It also passed into Italy, but in a smaller multiple of 35 drachmae, or 1/4th of the Greek mina; 12 Italian weights (44) bearing value marks (which cannot therefore be differently attributed) show a libra of 2400 or 1/4th of 9600, which was divided in unciae and sextulae, and the full-sized mina is known as the 24 uncia mina, or talent of 120 librae of Vitruvius and Isidore (18) = 9900.
Paulus used the document called the Origo gentis Langobardorum, the Liber ponticfialis, the lost history of Secundus of Trent, and the lost annals of Benevento; he made a free use of Bede, Gregory of Tours and Isidore of Seville.
The earliest traditions appear to imply that he died a natural death (Eusebius, Jerome, and even Isidore of Seville); but the Martyrologies claim him as a martyr, though they do not agree as to the manner of his martyrdom.
I; Liber pontificalis, " Vita Gregorii Magni"; Isidore of Seville, De vir.
St Isidore appears to be their principal authority; they also draw, directly or indirectly, from Orosius, St Jerome, St Augustine, and probably from a lost map of classical antiquity, represented in a measure by the Peutinger Table of the 13th century.
Later on in life he migrated to Athens and continued his studies under Marinus, the mathematician, Zenodotus, and Isidore, the dialectician.
He became a close friend of Isidore, succeeded him as head of the school in Athens, and wrote his biography, part of which is preserved in the Bibliotheca of Photius (see appendix to the Didot edition of Diogenes Laertius).
He also drew Spain nearer to the papacy, and it was his decision which established the Roman ritual in place of the old missal of Saint Isidore - the so - called Mozarabic.

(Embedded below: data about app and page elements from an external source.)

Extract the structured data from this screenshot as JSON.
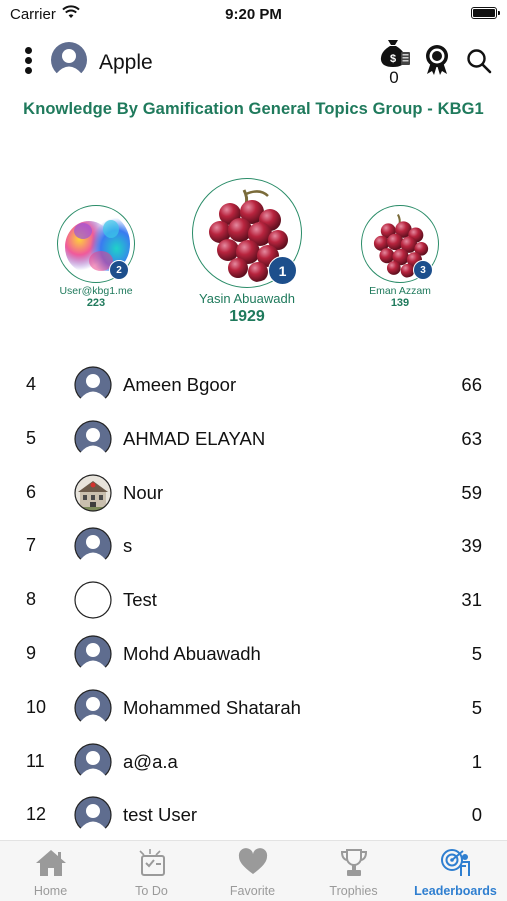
{
  "status_bar": {
    "carrier": "Carrier",
    "time": "9:20 PM"
  },
  "header": {
    "username": "Apple",
    "coins": "0"
  },
  "group_title": "Knowledge By Gamification General Topics Group - KBG1",
  "podium": [
    {
      "rank": "2",
      "name": "User@kbg1.me",
      "score": "223"
    },
    {
      "rank": "1",
      "name": "Yasin Abuawadh",
      "score": "1929"
    },
    {
      "rank": "3",
      "name": "Eman Azzam",
      "score": "139"
    }
  ],
  "leaderboard": [
    {
      "rank": "4",
      "name": "Ameen Bgoor",
      "score": "66",
      "avatar": "person-icon"
    },
    {
      "rank": "5",
      "name": "AHMAD ELAYAN",
      "score": "63",
      "avatar": "person-icon"
    },
    {
      "rank": "6",
      "name": "Nour",
      "score": "59",
      "avatar": "building-photo"
    },
    {
      "rank": "7",
      "name": "s",
      "score": "39",
      "avatar": "person-icon"
    },
    {
      "rank": "8",
      "name": "Test",
      "score": "31",
      "avatar": "empty"
    },
    {
      "rank": "9",
      "name": "Mohd Abuawadh",
      "score": "5",
      "avatar": "person-icon"
    },
    {
      "rank": "10",
      "name": "Mohammed Shatarah",
      "score": "5",
      "avatar": "person-icon"
    },
    {
      "rank": "11",
      "name": "a@a.a",
      "score": "1",
      "avatar": "person-icon"
    },
    {
      "rank": "12",
      "name": "test User",
      "score": "0",
      "avatar": "person-icon"
    }
  ],
  "tabs": [
    {
      "label": "Home",
      "icon": "home-icon",
      "active": false
    },
    {
      "label": "To Do",
      "icon": "todo-icon",
      "active": false
    },
    {
      "label": "Favorite",
      "icon": "heart-icon",
      "active": false
    },
    {
      "label": "Trophies",
      "icon": "trophy-icon",
      "active": false
    },
    {
      "label": "Leaderboards",
      "icon": "target-icon",
      "active": true
    }
  ],
  "colors": {
    "accent": "#1f7a5c",
    "active_tab": "#2f7fd0",
    "badge": "#1d4f8c",
    "avatar_bg": "#5f6d8f"
  }
}
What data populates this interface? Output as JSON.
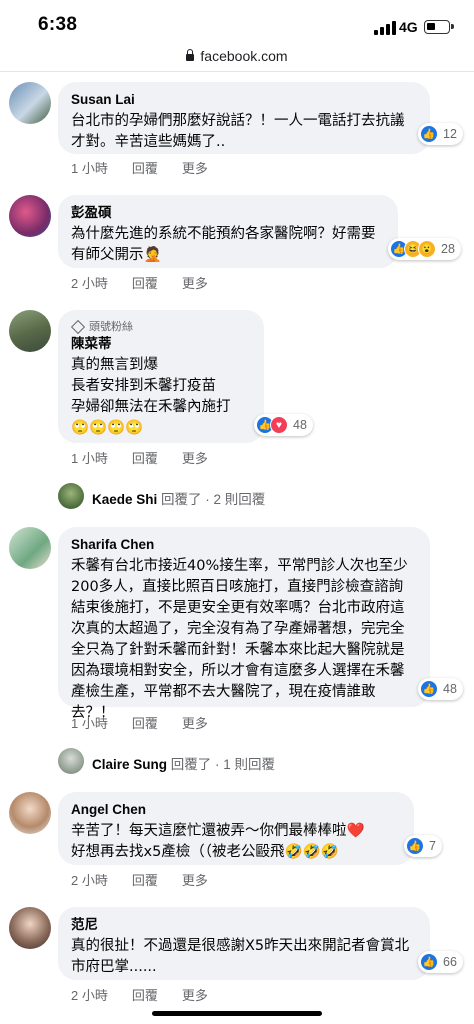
{
  "status_bar": {
    "time": "6:38",
    "network": "4G",
    "battery_icon": "battery-low-icon",
    "signal_icon": "cellular-signal-icon"
  },
  "browser": {
    "url": "facebook.com",
    "lock_icon": "lock-icon"
  },
  "comments": [
    {
      "author": "Susan Lai",
      "badge": "",
      "text": "台北市的孕婦們那麼好說話？！一人一電話打去抗議才對。辛苦這些媽媽了..",
      "time": "1 小時",
      "reply_label": "回覆",
      "more_label": "更多",
      "reaction_count": "12",
      "reactions": [
        "like"
      ]
    },
    {
      "author": "彭盈碩",
      "badge": "",
      "text": "為什麼先進的系統不能預約各家醫院啊？好需要有師父開示🤦",
      "time": "2 小時",
      "reply_label": "回覆",
      "more_label": "更多",
      "reaction_count": "28",
      "reactions": [
        "like",
        "haha",
        "wow"
      ]
    },
    {
      "author": "陳菜蒂",
      "badge": "頭號粉絲",
      "text": "真的無言到爆\n長者安排到禾馨打疫苗\n孕婦卻無法在禾馨內施打\n🙄🙄🙄🙄",
      "time": "1 小時",
      "reply_label": "回覆",
      "more_label": "更多",
      "reaction_count": "48",
      "reactions": [
        "like",
        "love"
      ]
    },
    {
      "author": "Sharifa Chen",
      "badge": "",
      "text": "禾馨有台北市接近40%接生率，平常門診人次也至少200多人，直接比照百日咳施打，直接門診檢查諮詢結束後施打，不是更安全更有效率嗎？台北市政府這次真的太超過了，完全沒有為了孕產婦著想，完完全全只為了針對禾馨而針對！禾馨本來比起大醫院就是因為環境相對安全，所以才會有這麼多人選擇在禾馨產檢生產，平常都不去大醫院了，現在疫情誰敢去？！",
      "time": "1 小時",
      "reply_label": "回覆",
      "more_label": "更多",
      "reaction_count": "48",
      "reactions": [
        "like"
      ]
    },
    {
      "author": "Angel Chen",
      "badge": "",
      "text": "辛苦了！每天這麼忙還被弄～你們最棒棒啦❤️\n好想再去找x5產檢（（被老公毆飛🤣🤣🤣",
      "time": "2 小時",
      "reply_label": "回覆",
      "more_label": "更多",
      "reaction_count": "7",
      "reactions": [
        "like"
      ]
    },
    {
      "author": "范尼",
      "badge": "",
      "text": "真的很扯！不過還是很感謝X5昨天出來開記者會賞北市府巴掌......",
      "time": "2 小時",
      "reply_label": "回覆",
      "more_label": "更多",
      "reaction_count": "66",
      "reactions": [
        "like"
      ]
    }
  ],
  "replies": [
    {
      "name": "Kaede Shi",
      "meta": "回覆了 · 2 則回覆"
    },
    {
      "name": "Claire Sung",
      "meta": "回覆了 · 1 則回覆"
    }
  ],
  "colors": {
    "bubble": "#f0f2f5",
    "meta_text": "#65676b",
    "like_blue": "#1b74e4",
    "love_red": "#f33e58",
    "emoji_yellow": "#f7b125"
  }
}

On the other hand he was very open to Arabic influence.
The first to discuss the matter is Isidore of Seville (Etym.
The possibly contemporary Liber Pontificalis and Isidore of Seville (560-636) hint at the invitation to the Lombards.
It is a place of great antiquity, being probably the Phra mentioned by Isidore of Charax in the 1st century A.D.

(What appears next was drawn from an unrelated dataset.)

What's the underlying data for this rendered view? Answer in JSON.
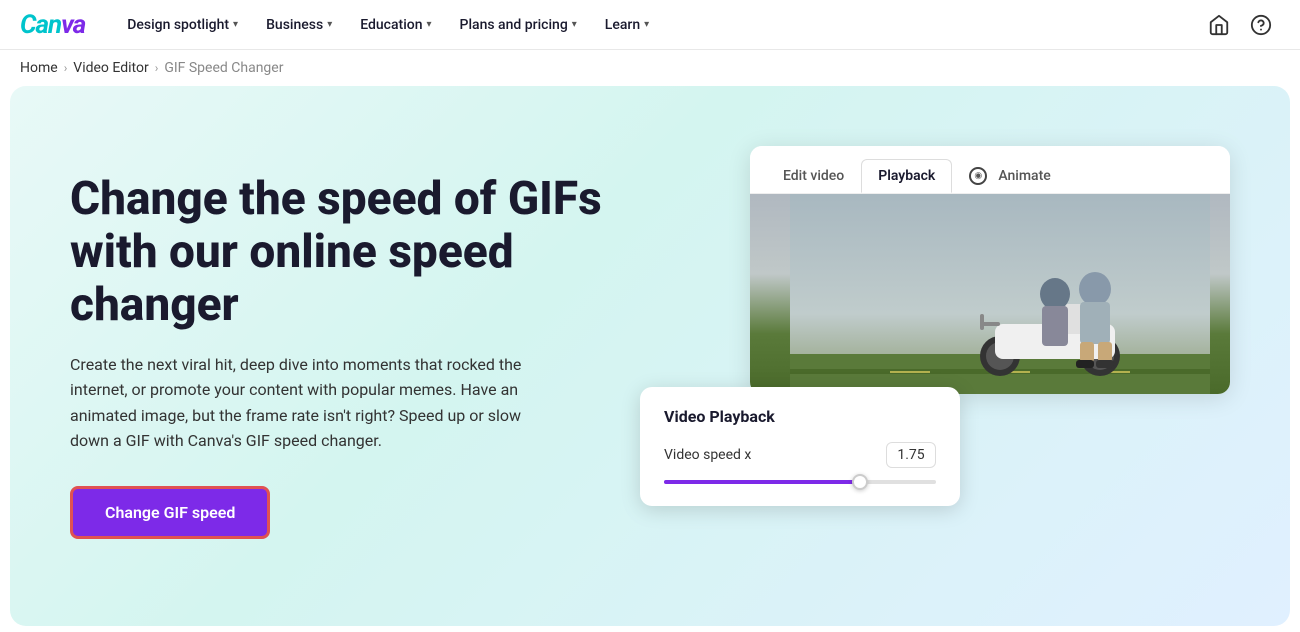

We still possess a description of this route by Isidore of Charax, probably dating from the Augustan period (in C. MUller, Geographi graeci minores, vol.
Isidore, indeed, enumerates nineteen.; but, of these, Scastene formed no part of the Parthian Empire,, as has been shown by von Gutschmid.

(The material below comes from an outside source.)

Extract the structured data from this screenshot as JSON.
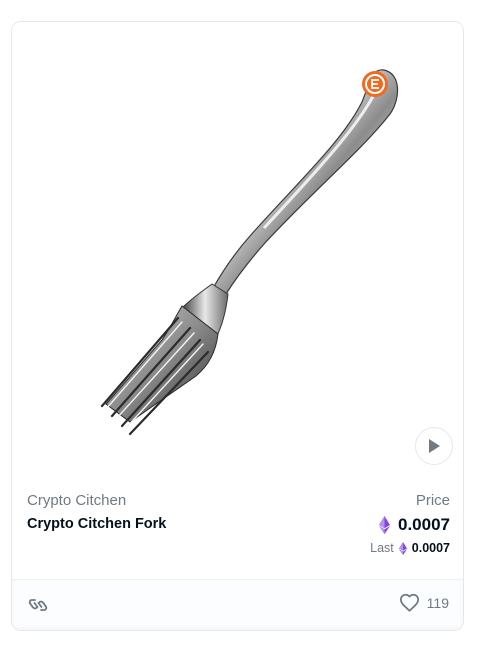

Through it lay the route to Kandahar; and for this reason the district is described by Isidore, though it formed no part of the Parthian Empire.
Augustine, Hilary, Athanasius, Isidore, Gregory the Great and others, and formed part of the library of which the Breviary was the ultimate compendium.
9 See also the Peregrinatio Sylviae (386), 86, &c., for the use of lights at Jerusalem, and Isidore of Seville (Etym.
See Isidore of Seville, Conc., in Migne, Pat.
58 sqq.; Isidore, Origines, xvii.
- Numerous fragments of the Greek Version have come down to us in Justin Martyr, Origen, Diodorus of Antioch, Isidore of Alexandria, Epiphanius, John of Malala, Syncellus and others.
Of special Gothic histories, besides that of Jordanes, already so often quoted, there is the Gothic history of Isidore, archbishop of Seville, a special source of the history of the West Gothic kings down to Svinthala (621-631).
He favoured the embassy in every way, and when the body of Santa Justa could not be found, helped the envoys who were also aided by a vision seen by one of them in a dream, to discover the body of Saint Isidore, which was reverently carried away to Leon.
But from the 7th century to the 17th - from Isidore of Seville and the English Bede for a thousand years, - mankind was to look back along the line of Jewish priests and kings to the Creation.
Much information may also be gleaned from the writings of St Ambrose, St Gregory of Nazianzus, Isidore of Seville, and the orators Pacatus, Libanius, Themistius.